- _Directions_:
State the number of lines below in which the word "subtitle" appears. Nothing else belongs in the answer.

- _Supplied data_:
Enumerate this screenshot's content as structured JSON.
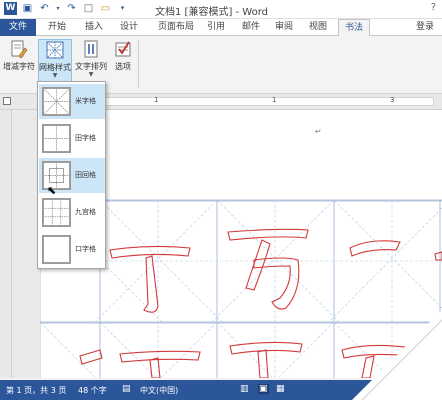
{
  "titlebar": {
    "title": "文档1 [兼容模式] - Word",
    "help": "?"
  },
  "tabs": {
    "file": "文件",
    "home": "开始",
    "insert": "插入",
    "design": "设计",
    "layout": "页面布局",
    "references": "引用",
    "mailings": "邮件",
    "review": "审阅",
    "view": "视图",
    "calligraphy": "书法",
    "login": "登录"
  },
  "ribbon": {
    "add_remove_chars": "增减字符",
    "grid_style": "网格样式",
    "text_arrange": "文字排列",
    "options": "选项"
  },
  "ruler": {
    "n1": "1",
    "n2": "1",
    "n3": "3"
  },
  "dropdown": {
    "items": [
      {
        "label": "米字格"
      },
      {
        "label": "田字格"
      },
      {
        "label": "田回格"
      },
      {
        "label": "九宫格"
      },
      {
        "label": "口字格"
      }
    ]
  },
  "status": {
    "pages": "第 1 页，共 3 页",
    "words": "48 个字",
    "language": "中文(中国)"
  },
  "colors": {
    "accent": "#2b579a",
    "grid_line": "#8aa6d0",
    "char_stroke": "#d23a3a",
    "highlight": "#cde6f7"
  }
}
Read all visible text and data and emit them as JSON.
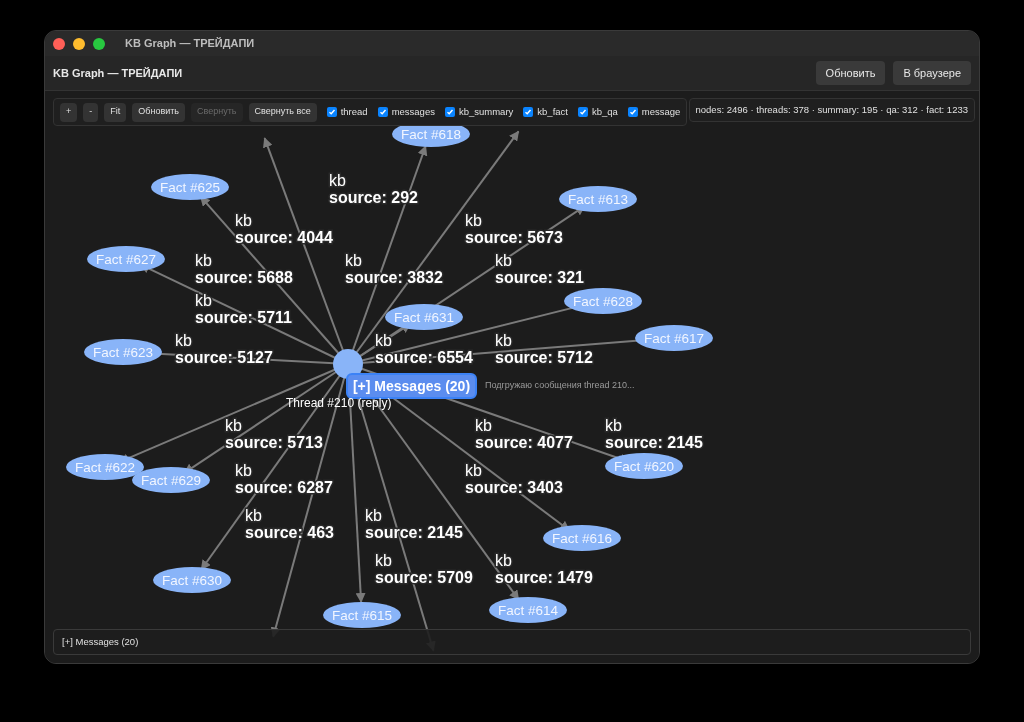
{
  "window": {
    "title": "KB Graph — ТРЕЙДАПИ"
  },
  "header": {
    "title": "KB Graph — ТРЕЙДАПИ",
    "buttons": [
      "Обновить",
      "В браузере"
    ]
  },
  "toolbar": {
    "buttons": [
      {
        "label": "+",
        "disabled": false
      },
      {
        "label": "-",
        "disabled": false
      },
      {
        "label": "Fit",
        "disabled": false
      },
      {
        "label": "Обновить",
        "disabled": false
      },
      {
        "label": "Свернуть",
        "disabled": true
      },
      {
        "label": "Свернуть все",
        "disabled": false
      }
    ],
    "filters": [
      {
        "label": "thread",
        "checked": true
      },
      {
        "label": "messages",
        "checked": true
      },
      {
        "label": "kb_summary",
        "checked": true
      },
      {
        "label": "kb_fact",
        "checked": true
      },
      {
        "label": "kb_qa",
        "checked": true
      },
      {
        "label": "message",
        "checked": true
      }
    ]
  },
  "stats": "nodes: 2496 · threads: 378 · summary: 195 · qa: 312 · fact: 1233",
  "graph": {
    "thread_label": "Thread #210 (reply)",
    "messages_node": "[+] Messages (20)",
    "loading": "Подгружаю сообщения thread 210...",
    "nodes": [
      {
        "label": "Fact #618"
      },
      {
        "label": "Fact #625"
      },
      {
        "label": "Fact #613"
      },
      {
        "label": "Fact #627"
      },
      {
        "label": "Fact #628"
      },
      {
        "label": "Fact #631"
      },
      {
        "label": "Fact #617"
      },
      {
        "label": "Fact #623"
      },
      {
        "label": "Fact #620"
      },
      {
        "label": "Fact #622"
      },
      {
        "label": "Fact #629"
      },
      {
        "label": "Fact #616"
      },
      {
        "label": "Fact #630"
      },
      {
        "label": "Fact #614"
      },
      {
        "label": "Fact #615"
      }
    ],
    "edge_labels": [
      {
        "relation": "kb",
        "source": "source: 292"
      },
      {
        "relation": "kb",
        "source": "source: 4044"
      },
      {
        "relation": "kb",
        "source": "source: 5673"
      },
      {
        "relation": "kb",
        "source": "source: 5688"
      },
      {
        "relation": "kb",
        "source": "source: 3832"
      },
      {
        "relation": "kb",
        "source": "source: 321"
      },
      {
        "relation": "kb",
        "source": "source: 5711"
      },
      {
        "relation": "kb",
        "source": "source: 5127"
      },
      {
        "relation": "kb",
        "source": "source: 6554"
      },
      {
        "relation": "kb",
        "source": "source: 5712"
      },
      {
        "relation": "kb",
        "source": "source: 5713"
      },
      {
        "relation": "kb",
        "source": "source: 4077"
      },
      {
        "relation": "kb",
        "source": "source: 2145"
      },
      {
        "relation": "kb",
        "source": "source: 6287"
      },
      {
        "relation": "kb",
        "source": "source: 3403"
      },
      {
        "relation": "kb",
        "source": "source: 463"
      },
      {
        "relation": "kb",
        "source": "source: 2145"
      },
      {
        "relation": "kb",
        "source": "source: 5709"
      },
      {
        "relation": "kb",
        "source": "source: 1479"
      }
    ]
  },
  "bottom_panel": {
    "label": "[+] Messages (20)"
  }
}
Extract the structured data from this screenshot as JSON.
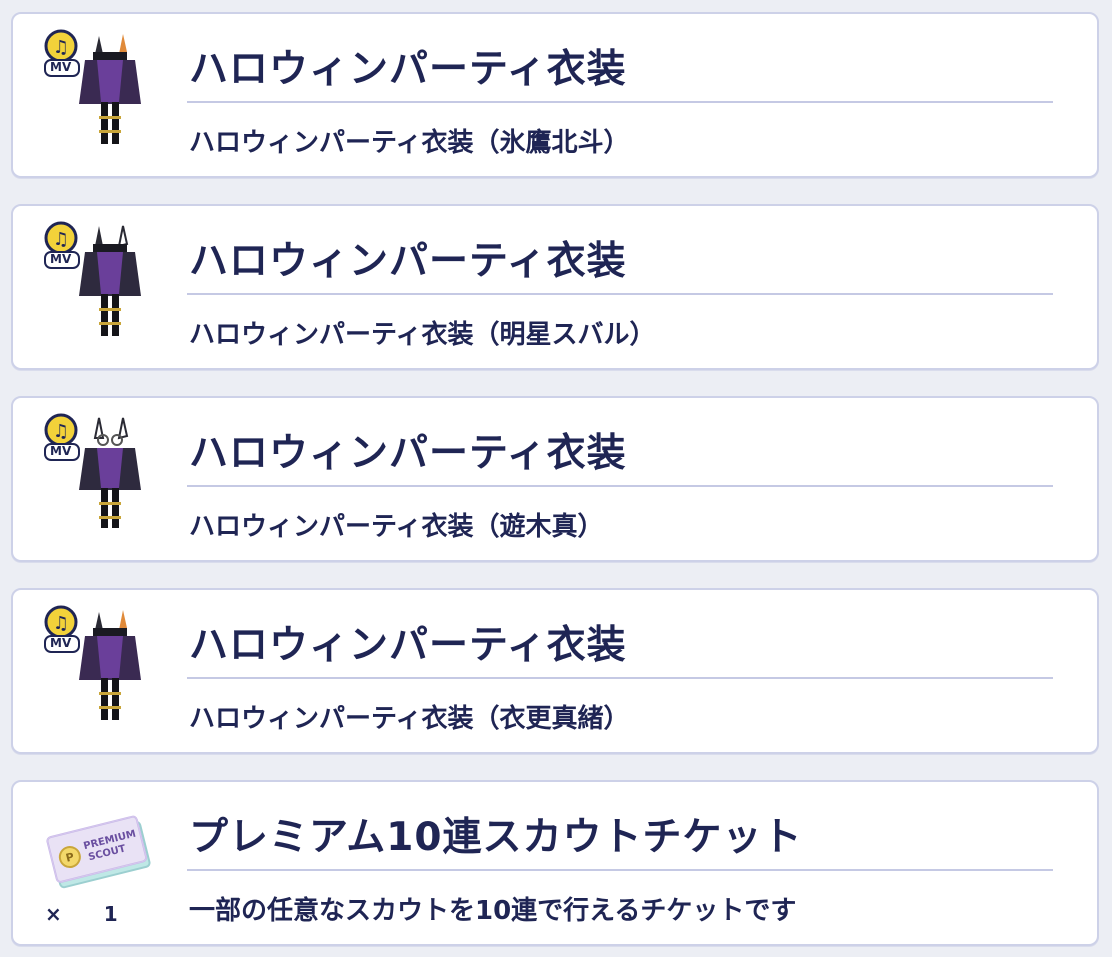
{
  "rewards": [
    {
      "title": "ハロウィンパーティ衣装",
      "subtitle": "ハロウィンパーティ衣装（氷鷹北斗）",
      "icon": "costume-mv-icon",
      "badge": "MV"
    },
    {
      "title": "ハロウィンパーティ衣装",
      "subtitle": "ハロウィンパーティ衣装（明星スバル）",
      "icon": "costume-mv-icon",
      "badge": "MV"
    },
    {
      "title": "ハロウィンパーティ衣装",
      "subtitle": "ハロウィンパーティ衣装（遊木真）",
      "icon": "costume-mv-icon",
      "badge": "MV"
    },
    {
      "title": "ハロウィンパーティ衣装",
      "subtitle": "ハロウィンパーティ衣装（衣更真緒）",
      "icon": "costume-mv-icon",
      "badge": "MV"
    },
    {
      "title": "プレミアム10連スカウトチケット",
      "subtitle": "一部の任意なスカウトを10連で行えるチケットです",
      "icon": "scout-ticket-icon",
      "ticket_text": [
        "PREMIUM",
        "SCOUT"
      ],
      "qty_symbol": "×",
      "quantity": "1"
    }
  ],
  "colors": {
    "text": "#1f2554",
    "card_border": "#cdd1e8",
    "background": "#eceef4",
    "mv_badge": "#f2d23a",
    "costume_purple": "#6a3f9a"
  }
}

- _Solution to this exercise_:
5